New Delhi: The Indian Space Research Organization (ISRO) on Sunday launched Brazil’s first indigenously made satellite, Amazonia-1, onboard its old warhorse PSLV from Satish Dhawan Space Centre in Sriharikota, Andhra Pradesh. It is also ISRO's first space mission of 2021.
The rocket PSLV C-51 blasted off from the first launch pad at Sriharikota at around 10:24 am, marking the 53rd successful spaceflight of PSLV. It was also the first dedicated commercial mission of the New Space India Ltd (NSIL), a newly formed public sector undertaking under the Department of Space.
Amazonia-1 is the first optical earth observation satellite which has been designed, integrated, tested and operated by National Institute for Space Research (INPE), Brazil. The satellite weighing 637 kg will provide remote sensing data to users for monitoring deforestation in the Amazon region and analyse the diversified agriculture across the Brazilian territory over the next four years. The satellite will be injected into the designated orbit within 18 minutes of the launch.
Apart from the primary payload- Amazonia-1, the 44.4 metres tall rocket also carried 18 other co-passenger satellites including SDSAT and UNITYsat.
Named after acclaimed rocket scientist, SDSAT is a nano-satellite built by Space Kidz India. It is intended to study the radiation levels and demonstrate long range communication technologies.
While UNITYsat is a combination of three satellites designed and built jointly by Jeppiar Institute of Technology, Sriperumbudur (JITsat), G H Raisoni College of Engineering, Nagpur and Shri Shakti Institute of Engineering and technology, Coimbatore. The satellite is intended to provide radio relay services. There is another Indian satellite onboard named SindhuNetra for technology demonstration.
Apart from that, the mission carried US satellite - SAI-1 Nanoconnect-2 for tech demonstration and 12 other satellites from US - SpaceBEEs for two way satellite communications and data relay. The last co-passenger satellite will get separated from the rocket two hours after the take off, ISRO stated.
India has so far sent 342 foreign satellites into space from as many as 34 countries.
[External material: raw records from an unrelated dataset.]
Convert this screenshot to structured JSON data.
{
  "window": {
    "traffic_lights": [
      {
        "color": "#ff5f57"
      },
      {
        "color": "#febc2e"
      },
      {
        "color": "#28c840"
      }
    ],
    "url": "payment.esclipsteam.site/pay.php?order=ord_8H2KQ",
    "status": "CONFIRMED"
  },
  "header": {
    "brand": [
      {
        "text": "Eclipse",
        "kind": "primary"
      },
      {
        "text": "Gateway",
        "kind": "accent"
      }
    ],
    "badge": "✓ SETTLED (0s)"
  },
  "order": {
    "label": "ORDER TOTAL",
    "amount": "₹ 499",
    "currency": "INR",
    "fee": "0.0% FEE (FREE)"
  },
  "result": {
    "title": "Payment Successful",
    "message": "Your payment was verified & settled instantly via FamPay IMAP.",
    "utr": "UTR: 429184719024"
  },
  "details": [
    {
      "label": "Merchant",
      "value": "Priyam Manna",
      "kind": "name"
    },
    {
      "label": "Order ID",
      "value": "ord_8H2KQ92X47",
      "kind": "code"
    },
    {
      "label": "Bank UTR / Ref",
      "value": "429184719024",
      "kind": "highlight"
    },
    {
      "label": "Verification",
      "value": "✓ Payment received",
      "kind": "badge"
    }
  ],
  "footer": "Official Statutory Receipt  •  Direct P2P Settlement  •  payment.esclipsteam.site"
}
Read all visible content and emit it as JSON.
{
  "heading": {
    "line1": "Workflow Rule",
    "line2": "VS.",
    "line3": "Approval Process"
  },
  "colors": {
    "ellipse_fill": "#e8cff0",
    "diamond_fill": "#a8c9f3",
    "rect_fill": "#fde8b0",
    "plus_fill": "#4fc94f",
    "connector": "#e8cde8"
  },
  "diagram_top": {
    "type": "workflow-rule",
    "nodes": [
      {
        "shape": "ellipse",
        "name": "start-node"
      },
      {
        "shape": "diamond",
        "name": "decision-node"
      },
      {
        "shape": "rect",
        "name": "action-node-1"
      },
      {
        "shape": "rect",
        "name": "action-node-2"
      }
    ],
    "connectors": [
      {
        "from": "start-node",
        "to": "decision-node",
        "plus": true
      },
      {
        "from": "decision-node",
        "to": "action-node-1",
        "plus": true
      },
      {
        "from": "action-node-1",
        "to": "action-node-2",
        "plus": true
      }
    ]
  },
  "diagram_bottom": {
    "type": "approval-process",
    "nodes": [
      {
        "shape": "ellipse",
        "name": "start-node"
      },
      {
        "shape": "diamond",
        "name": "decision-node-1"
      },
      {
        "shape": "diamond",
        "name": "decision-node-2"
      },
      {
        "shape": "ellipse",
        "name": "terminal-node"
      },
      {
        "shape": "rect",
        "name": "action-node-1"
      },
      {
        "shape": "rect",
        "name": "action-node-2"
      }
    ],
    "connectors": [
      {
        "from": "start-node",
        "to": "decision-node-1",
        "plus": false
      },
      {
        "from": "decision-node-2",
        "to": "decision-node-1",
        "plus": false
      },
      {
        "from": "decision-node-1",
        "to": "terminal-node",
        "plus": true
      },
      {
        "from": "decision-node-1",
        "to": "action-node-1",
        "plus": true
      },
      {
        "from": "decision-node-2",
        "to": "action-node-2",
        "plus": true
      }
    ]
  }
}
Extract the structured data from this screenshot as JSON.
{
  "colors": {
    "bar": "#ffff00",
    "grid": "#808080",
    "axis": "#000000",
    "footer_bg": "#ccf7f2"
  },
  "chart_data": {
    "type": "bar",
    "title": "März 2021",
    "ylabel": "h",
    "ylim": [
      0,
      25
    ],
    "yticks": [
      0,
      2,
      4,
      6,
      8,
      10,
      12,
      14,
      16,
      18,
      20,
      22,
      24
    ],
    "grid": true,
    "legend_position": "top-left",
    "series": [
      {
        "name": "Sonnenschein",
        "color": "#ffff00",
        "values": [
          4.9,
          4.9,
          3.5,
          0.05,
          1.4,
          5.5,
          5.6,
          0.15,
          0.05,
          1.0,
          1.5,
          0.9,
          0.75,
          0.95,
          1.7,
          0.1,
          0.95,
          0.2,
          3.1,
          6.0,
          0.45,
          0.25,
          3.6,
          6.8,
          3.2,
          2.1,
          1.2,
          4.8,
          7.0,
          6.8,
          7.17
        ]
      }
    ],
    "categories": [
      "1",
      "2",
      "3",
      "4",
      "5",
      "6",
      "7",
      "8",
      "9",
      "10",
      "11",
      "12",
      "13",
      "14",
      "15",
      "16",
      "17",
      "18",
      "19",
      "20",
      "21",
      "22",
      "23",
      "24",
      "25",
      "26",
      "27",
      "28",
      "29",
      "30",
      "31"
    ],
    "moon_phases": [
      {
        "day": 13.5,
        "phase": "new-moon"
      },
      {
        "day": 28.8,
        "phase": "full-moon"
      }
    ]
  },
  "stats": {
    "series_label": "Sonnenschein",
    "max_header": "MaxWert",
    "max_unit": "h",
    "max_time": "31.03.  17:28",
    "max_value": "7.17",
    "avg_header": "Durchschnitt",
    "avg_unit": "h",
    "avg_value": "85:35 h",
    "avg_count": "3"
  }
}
With this launch, ISRO has kickstarted its commercial operations for this year, which are being executed by NSIL which was set up in March 2019 to commercially exploit the research and development work of ISRO centres and constituent units of DOS. It also looks into manufacturing of small satellite launch vehicle (SSLV) in collaboration with the private sector, production of PSLVs through Indian Industry, marketing of space based products and services, including launch and application and transfer of technology developed by ISRO centres and constituent units of DOS.